Comparable effects at the same dose level were also seen in the 28 -day gavage study, in which in addition, reversibility of forestomach gastritis was proved.

In a further subchronic toxicity study according OECD guideline 408, Coco AAPB (a. i. 33.8 %) was administered to 12 male and 12 female Colworth Wistar rats per dose via food at dose levels of 0.00 %, 0.04 %, 0.10 %, 0.40 % and 1.00 % (corresponding to 0, 28, 71, 288 and 731 mg product/kg bw (9.5, 24, 97 and 247 mg a. i./kg bw/day)) for 90 days. Additional animals in satellite groups (control and high dose, 5 males and 5 females, each) were kept for further 32 days without treatment to detect recovery from, or persistence of toxic effects. Concentrations in diet formulations were analytically verified and substance intake was calculated from recorded food consumption.

The substance was tolerated without any systemic effects relevant in view of an potential serious health risk for humans. Up to and including the highest dose tested of 1 % in feed (corresponding to 731 mg product/kg bw/day and 247 mg a. i./kg bw/day), there were no dose related effects on mortality, clinical signs, body weight, food consumption, water consumption, haematology, urinalysis and histopathology including inspection of seminal vesicles, prostate, epididymides, testes, mammary glands, ovaries and fallopian tubes, uterus, cervix and vagina.

The only treatment related effects ascertainable at termination of treatment but not after the recovery period were reduced food conversion efficiencies and organ weight changes in the caecum and liver. The enlarged caecum observed at necropsy in some male and female rats fed 0.40 % and 1.00 % test item was reflected in the statistically significant increases recorded in the absolute and relative, full and empty caecal weights for both male and female rats fed 1.00 % test item. These animals fed 1.00 % test item also showed reduced absolute and relative liver weights, reduced abdominal fat depots corresponding to the reduced food efficiency and several possibly associated plasma and serum biochemical changes. There was no histopathological correlate for the organ weight changes in caecum and liver. All alterations were completely reversible in the recovery group after 32 days without treatment.

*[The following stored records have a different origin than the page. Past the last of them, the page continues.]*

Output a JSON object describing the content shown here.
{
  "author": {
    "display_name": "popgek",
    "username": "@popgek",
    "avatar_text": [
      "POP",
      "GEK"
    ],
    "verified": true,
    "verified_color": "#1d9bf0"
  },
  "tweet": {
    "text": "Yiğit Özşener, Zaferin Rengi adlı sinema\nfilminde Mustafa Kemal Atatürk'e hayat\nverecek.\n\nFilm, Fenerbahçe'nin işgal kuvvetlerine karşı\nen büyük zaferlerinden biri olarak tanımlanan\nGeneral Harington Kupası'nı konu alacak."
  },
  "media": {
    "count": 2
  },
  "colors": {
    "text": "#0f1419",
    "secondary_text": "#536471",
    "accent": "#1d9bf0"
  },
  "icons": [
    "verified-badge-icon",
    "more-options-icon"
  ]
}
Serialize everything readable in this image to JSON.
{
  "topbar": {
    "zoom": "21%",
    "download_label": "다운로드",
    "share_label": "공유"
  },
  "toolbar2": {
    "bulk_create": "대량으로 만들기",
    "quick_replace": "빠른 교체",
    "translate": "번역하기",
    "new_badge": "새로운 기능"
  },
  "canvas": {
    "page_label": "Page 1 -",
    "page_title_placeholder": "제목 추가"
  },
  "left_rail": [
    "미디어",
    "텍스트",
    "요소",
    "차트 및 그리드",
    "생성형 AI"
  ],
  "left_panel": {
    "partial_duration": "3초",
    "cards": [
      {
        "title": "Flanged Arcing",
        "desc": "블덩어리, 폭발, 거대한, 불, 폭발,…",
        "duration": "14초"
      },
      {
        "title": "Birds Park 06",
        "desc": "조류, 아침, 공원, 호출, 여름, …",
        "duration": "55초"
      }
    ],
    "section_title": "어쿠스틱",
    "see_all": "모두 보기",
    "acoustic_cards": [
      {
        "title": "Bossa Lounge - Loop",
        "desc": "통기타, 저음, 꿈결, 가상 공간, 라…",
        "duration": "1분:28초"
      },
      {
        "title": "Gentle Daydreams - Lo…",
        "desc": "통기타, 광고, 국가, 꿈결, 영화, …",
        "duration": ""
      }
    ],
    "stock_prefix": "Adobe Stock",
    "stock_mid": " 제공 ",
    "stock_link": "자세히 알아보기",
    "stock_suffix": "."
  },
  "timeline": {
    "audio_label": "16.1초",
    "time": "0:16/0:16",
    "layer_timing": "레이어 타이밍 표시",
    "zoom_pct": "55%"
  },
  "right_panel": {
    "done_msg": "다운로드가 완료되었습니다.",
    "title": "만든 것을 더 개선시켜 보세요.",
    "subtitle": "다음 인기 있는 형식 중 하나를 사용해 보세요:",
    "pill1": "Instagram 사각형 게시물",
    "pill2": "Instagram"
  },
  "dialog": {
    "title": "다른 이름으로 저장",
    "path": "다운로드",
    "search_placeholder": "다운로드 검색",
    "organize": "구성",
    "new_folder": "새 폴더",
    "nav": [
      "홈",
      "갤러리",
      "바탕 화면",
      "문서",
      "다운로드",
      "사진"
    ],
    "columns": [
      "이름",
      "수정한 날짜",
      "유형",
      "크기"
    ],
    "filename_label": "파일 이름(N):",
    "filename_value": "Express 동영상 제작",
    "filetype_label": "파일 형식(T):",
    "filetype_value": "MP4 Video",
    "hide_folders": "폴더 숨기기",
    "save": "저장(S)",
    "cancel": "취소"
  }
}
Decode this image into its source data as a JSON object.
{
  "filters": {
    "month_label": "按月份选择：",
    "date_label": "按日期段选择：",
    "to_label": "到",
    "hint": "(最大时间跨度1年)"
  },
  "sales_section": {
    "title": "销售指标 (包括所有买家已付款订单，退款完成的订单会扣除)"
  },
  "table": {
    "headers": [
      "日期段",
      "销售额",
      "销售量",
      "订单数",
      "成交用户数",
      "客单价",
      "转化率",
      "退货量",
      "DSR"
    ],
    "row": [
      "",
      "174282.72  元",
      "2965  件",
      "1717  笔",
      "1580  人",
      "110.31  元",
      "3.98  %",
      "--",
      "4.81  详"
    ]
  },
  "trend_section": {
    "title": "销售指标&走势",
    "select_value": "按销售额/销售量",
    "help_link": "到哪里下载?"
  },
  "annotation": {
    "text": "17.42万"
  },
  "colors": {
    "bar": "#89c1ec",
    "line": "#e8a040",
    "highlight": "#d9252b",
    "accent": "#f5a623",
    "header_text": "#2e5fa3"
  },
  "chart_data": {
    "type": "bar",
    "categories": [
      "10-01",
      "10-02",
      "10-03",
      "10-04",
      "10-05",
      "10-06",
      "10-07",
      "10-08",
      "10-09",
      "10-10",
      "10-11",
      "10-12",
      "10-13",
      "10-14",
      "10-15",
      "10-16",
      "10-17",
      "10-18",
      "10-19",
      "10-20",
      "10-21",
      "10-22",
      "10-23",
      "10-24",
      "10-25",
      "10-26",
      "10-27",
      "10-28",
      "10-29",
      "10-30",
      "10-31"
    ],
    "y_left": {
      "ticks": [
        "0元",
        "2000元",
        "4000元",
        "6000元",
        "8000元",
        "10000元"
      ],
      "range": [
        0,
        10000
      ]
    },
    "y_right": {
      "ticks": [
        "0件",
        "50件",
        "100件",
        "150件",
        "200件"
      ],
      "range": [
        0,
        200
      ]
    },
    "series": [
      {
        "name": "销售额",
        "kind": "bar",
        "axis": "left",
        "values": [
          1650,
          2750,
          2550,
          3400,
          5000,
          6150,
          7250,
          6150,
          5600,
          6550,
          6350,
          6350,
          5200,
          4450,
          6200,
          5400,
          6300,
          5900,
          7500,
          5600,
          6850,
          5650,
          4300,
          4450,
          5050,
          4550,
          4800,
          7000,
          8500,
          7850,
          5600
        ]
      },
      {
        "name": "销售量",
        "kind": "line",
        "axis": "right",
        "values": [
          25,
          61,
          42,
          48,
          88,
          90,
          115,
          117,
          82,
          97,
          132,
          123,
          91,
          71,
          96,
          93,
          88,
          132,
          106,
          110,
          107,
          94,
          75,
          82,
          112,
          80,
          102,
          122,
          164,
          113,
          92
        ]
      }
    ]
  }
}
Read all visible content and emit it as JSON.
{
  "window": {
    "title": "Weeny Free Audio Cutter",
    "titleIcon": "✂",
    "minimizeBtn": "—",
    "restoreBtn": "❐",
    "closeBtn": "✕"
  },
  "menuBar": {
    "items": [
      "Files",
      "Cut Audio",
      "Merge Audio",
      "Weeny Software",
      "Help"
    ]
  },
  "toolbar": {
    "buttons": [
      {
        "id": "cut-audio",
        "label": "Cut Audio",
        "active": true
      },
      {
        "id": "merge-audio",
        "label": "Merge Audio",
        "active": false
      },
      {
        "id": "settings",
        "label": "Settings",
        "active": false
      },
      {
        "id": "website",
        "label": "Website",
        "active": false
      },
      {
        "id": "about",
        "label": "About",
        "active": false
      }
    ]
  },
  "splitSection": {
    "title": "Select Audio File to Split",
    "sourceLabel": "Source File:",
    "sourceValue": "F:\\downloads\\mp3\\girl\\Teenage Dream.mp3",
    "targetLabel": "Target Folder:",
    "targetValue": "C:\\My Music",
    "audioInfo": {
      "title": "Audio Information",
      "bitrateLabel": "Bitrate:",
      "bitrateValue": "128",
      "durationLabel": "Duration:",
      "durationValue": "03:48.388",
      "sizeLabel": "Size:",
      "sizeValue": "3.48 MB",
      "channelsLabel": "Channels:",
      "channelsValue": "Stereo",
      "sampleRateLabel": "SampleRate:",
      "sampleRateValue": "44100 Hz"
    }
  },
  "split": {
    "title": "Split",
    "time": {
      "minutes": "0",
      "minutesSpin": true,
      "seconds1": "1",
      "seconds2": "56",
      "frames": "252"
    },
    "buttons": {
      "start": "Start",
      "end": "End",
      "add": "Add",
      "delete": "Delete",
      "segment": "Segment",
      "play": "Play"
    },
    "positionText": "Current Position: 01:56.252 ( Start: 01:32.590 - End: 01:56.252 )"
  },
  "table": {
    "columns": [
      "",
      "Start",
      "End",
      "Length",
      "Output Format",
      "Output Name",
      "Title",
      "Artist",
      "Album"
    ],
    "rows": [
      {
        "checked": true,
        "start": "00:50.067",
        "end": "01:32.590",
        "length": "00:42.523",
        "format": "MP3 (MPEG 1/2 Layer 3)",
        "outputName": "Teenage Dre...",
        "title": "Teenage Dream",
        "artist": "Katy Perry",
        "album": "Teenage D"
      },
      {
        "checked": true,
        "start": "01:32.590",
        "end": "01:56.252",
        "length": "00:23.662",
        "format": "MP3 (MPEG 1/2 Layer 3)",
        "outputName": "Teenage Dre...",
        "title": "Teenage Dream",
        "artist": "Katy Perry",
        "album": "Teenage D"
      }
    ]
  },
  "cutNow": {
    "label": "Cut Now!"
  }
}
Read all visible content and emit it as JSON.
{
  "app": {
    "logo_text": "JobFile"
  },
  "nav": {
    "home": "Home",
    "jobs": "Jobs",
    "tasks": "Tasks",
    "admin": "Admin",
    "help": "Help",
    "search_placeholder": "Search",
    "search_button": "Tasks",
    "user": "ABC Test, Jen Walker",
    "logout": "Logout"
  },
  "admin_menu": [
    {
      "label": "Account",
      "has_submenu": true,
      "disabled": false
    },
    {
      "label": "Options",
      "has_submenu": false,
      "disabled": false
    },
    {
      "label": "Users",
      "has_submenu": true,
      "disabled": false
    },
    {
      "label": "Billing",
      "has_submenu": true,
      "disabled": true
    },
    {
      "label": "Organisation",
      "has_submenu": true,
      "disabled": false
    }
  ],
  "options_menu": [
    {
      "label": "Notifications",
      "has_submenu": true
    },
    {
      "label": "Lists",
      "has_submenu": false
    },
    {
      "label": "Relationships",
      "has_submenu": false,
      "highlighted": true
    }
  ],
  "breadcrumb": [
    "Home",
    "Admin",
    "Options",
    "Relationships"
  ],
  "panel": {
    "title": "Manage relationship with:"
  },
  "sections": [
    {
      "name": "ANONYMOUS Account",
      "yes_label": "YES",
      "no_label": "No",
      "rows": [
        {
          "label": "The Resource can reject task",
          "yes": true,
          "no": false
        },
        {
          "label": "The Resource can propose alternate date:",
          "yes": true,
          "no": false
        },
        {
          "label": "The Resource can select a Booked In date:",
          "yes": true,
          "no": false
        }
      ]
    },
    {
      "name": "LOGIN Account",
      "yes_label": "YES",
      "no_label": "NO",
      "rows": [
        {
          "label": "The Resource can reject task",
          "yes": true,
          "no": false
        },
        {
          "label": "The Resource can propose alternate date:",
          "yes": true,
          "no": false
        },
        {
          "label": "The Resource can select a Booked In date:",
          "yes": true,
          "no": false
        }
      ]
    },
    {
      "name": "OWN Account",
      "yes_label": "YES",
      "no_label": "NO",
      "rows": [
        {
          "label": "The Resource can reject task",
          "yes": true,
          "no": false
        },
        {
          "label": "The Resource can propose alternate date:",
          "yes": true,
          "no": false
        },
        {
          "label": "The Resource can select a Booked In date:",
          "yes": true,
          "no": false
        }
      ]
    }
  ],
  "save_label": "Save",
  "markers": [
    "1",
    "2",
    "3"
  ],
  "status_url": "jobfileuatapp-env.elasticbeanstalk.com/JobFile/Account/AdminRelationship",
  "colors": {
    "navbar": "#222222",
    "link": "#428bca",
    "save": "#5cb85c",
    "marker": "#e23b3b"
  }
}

Enlargement of the rat caecum with or without subsequent effects on caecum weight, food conversion and nutritional status is a common and frequently response to feeding poorly-absorbable or osmotically-active substances, such as xylitol, sorbitol, sucralose or natural sugars like d-ribose, general changes in nutritional diet composition or application of compounds with effects on the caecal microflora. In the absence of histopathological alterations, the rat caecum changes are taken as physiological adaptive responses and considered to be of no toxicological significance. An increase in liver weight without any histopathological correlate is commonly not considered to reflect an adverse effect but should be considered as an adaptive metabolic response which in known to be reversible. As also in this study, the increase in liver weight was without any histopathological correlate and has been proved to be reversible, the liver weight alteration is not considered to be an adverse effect relevant in view of an potential serious health risk for humans.

Therefore,the NOEL derived from this study relevant in view of a potential serious health risk for humans is the highest tested dose of 1 % in feed (corresponding to 731 mg product/kg bw/day and 247 mg a. i./kg bw/day).

The LOEL is 0.4 % in feed (corresponding to 288 mg product/ kg bw/day and 97 mg a. i. /kg bw/day), based on transient effects on food conversion efficiencies and organ weights of caecum and liver, judged as not relevant to humans in view of a potentially serious health risk due to missing histopathological correlate and proved reversibility.

Justification for classification or non-classification

There is no evidence for intrinsic toxic properties of AAPBs relevant to humans obtained from the results of reliable, relevant and adequate subacute and subchronic oral studies on rats.

Therefore no classification is required for repeated dose toxicity according to CLP, EU GHS (Regulation (EC) No 1272/2008) and directive 67/548/EEC with respect to systemic toxicity.